The Russian Ministry of Defense said Thursday the barrage of missile strikes it launched was retaliation for what the ministry called “terrorist actions” organized by Kyiv in Russia’s Bryansk region last week.
“In response to the terrorist actions in the Bryansk region organized by the Kyiv regime on March 2 this year, the Armed Forces of the Russian Federation delivered a massive retaliation strike,” it said in a statement.
“High-precision long-range air, sea and land-based weapons, including the Kinzhal hypersonic missile system, hit key elements of Ukraine’s military infrastructure, military-industrial complex enterprises, as well as energy facilities that serve them,” the ministry said.
Russian security officials claimed a small Ukrainian armed group last week crossed the Russian border into the southern Bryansk region. Russia’s Federal Security Service (FSB) said the agency was carrying out operations following “armed Ukrainian nationalists who violated the state border.” Russian President Vladimir Putin described the incident as a “terrorist attack.” A local official said two civilians were killed.
CNN cannot independently verify the Russian claims, and local media did not carry any images of the supposed incidents, any type of confrontation or an alleged raid reported by Russian authorities.
The use of such a wide and unpredictable array of weaponry seemingly marks a shift in the Kremlin’s strategy.
The Kinzhal, an air-launched variant of the Iskander short-range ballistic missile (SRBM) which has also, more frequently, been used in Ukraine, was unveiled by Putin in 2018 as a cornerstone of a modernized Russian arsenal.
Like virtually all missiles it is hypersonic, which means they travel at least five times the speed of sound, but it is also particularly difficult to detect because it can be launched from MiG-31 fighter jets, giving it a longer range and the ability to attack from multiple directions.
“Russia likely developed the unique missile to more easily target critical European infrastructure … (its) speed, in combination with the missile’s erratic flight trajectory and high maneuverability, could complicate interception,” according to the Center for Strategic and International Studies (CSIS).
Russia’s use of the missile on Ukrainian targets last March was its first known use in combat, according to CSIS, and it was subsequently used again in May.
Eight Iranian-made Shahed drones were also used in Thursday’s attacks, authorities said.
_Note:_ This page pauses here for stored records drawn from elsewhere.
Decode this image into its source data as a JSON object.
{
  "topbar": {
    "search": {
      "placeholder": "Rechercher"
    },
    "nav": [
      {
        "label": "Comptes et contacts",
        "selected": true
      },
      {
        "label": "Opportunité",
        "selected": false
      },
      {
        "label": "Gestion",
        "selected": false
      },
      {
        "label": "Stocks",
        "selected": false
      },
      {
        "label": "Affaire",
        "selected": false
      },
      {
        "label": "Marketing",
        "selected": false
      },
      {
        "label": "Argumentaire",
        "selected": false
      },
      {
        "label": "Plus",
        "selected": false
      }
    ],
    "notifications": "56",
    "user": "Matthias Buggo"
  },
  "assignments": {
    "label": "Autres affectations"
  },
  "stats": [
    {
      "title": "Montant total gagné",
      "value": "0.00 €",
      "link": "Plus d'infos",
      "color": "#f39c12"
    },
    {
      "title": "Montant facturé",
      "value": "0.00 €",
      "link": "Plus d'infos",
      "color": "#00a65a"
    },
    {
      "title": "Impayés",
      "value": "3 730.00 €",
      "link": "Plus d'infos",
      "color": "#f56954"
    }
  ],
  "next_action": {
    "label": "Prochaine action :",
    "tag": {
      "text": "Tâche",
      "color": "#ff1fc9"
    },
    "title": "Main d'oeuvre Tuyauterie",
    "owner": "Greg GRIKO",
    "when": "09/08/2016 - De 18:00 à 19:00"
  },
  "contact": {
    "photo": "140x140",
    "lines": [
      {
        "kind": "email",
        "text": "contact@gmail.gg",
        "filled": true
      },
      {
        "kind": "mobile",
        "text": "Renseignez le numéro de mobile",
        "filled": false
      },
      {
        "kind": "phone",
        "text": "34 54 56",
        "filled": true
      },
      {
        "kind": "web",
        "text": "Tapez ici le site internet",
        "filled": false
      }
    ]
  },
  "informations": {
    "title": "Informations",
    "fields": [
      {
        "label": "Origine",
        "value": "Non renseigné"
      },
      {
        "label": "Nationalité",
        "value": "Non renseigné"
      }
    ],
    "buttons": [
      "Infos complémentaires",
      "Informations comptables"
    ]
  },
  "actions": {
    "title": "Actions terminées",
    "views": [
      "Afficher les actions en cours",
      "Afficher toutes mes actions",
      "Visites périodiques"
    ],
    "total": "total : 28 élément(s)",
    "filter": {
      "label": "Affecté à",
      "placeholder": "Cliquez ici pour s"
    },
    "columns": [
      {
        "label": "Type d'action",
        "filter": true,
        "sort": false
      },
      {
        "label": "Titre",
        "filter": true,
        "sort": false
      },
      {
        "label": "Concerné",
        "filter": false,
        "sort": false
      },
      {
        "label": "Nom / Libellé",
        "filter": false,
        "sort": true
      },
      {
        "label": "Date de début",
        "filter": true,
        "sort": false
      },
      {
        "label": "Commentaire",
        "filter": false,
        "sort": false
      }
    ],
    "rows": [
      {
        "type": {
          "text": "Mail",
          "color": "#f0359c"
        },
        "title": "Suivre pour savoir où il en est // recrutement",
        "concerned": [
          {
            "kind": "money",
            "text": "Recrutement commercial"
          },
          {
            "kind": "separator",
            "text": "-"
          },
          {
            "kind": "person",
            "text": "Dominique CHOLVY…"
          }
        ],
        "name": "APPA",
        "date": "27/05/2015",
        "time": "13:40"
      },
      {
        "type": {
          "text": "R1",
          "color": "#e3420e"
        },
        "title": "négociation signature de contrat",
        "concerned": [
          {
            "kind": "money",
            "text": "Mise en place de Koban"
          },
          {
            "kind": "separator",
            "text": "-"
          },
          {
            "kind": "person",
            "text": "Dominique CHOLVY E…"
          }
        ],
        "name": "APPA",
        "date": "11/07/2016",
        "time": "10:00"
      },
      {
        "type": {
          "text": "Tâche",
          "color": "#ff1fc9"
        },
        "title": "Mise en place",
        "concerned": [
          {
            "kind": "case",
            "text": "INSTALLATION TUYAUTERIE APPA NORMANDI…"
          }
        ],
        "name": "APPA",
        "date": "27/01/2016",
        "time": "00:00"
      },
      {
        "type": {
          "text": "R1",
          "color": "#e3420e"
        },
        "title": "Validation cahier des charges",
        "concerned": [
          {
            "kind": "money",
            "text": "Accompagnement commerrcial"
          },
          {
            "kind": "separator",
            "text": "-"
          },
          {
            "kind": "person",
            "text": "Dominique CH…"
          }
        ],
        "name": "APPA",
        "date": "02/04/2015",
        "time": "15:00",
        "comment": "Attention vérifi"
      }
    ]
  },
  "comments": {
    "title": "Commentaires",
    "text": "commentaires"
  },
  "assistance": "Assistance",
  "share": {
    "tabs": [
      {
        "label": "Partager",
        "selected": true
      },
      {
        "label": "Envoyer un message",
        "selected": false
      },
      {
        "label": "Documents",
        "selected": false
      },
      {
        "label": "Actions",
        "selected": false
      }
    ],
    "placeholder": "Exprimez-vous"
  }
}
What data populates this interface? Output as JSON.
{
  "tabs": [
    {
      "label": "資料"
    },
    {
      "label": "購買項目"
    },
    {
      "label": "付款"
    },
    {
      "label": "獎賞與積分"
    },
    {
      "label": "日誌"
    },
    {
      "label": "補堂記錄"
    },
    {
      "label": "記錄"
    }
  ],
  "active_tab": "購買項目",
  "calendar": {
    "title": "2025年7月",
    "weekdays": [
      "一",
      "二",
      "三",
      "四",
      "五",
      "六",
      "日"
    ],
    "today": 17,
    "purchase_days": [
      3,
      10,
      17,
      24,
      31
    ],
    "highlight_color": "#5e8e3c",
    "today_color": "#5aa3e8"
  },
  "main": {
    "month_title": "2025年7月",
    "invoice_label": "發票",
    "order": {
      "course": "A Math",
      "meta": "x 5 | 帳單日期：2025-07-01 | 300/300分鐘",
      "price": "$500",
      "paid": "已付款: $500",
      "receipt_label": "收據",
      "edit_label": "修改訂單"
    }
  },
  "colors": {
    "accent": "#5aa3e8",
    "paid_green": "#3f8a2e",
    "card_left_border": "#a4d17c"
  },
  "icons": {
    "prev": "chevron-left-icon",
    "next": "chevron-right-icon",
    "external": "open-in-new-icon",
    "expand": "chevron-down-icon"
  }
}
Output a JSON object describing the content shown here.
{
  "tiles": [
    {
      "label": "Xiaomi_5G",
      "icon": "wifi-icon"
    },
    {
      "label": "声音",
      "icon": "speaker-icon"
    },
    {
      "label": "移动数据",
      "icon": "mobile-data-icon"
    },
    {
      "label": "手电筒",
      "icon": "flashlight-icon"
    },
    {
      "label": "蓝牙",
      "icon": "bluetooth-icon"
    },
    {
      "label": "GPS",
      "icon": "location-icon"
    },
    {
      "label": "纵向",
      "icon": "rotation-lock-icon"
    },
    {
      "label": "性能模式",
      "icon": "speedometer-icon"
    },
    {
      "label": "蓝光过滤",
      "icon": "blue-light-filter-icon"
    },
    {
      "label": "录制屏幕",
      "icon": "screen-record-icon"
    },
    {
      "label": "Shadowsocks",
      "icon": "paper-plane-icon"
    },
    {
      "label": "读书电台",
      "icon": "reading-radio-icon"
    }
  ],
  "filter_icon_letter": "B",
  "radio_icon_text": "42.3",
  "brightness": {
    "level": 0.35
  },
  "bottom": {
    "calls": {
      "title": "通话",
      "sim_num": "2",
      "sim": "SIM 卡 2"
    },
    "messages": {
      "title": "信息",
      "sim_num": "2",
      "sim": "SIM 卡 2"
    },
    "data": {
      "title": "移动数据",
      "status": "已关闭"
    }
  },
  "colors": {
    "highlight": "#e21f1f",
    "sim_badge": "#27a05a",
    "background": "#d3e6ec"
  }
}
A senior US defense official said Thursday that Ukraine is becoming a “battle lab” for testing Iranian weapons outside of the Middle East. The official spoke ahead of US Secretary of Defense Lloyd Austin’s visit to Israel where Iranian-Russian military cooperation will be on the agenda.
“Everyone should be preparing for what the threat scenarios look like when Iran takes the tactics, techniques and procedures it learned in Ukraine and starts to use those coercive tactics here,” the official said in reference to the Middle East.
The barrage came as most focus in Ukraine was fixed to Bakhmut, the eastern city that Russia’s ground forces have been assaulting for weeks and appear to be on the cusp of capturing.
Ukraine’s troops have sustained a determined defense of the city even as some military experts advocate for a tactical withdrawal.
Zelensky said in an interview with CNN on Tuesday that Kyiv’s ongoing resistance in the city is “tactical,” warning that Russians could advance towards other key cities to the west if they capture Bakhmut.
“We understand that after Bakhmut they could go further. They could go to Kramatorsk, they could go to Sloviansk, it would be open road for the Russians after Bakhmut to other towns in Ukraine, in the Donetsk direction,” he told CNN’s Wolf Blitzer in an exclusive interview from Kyiv. “That’s why our guys are standing there.”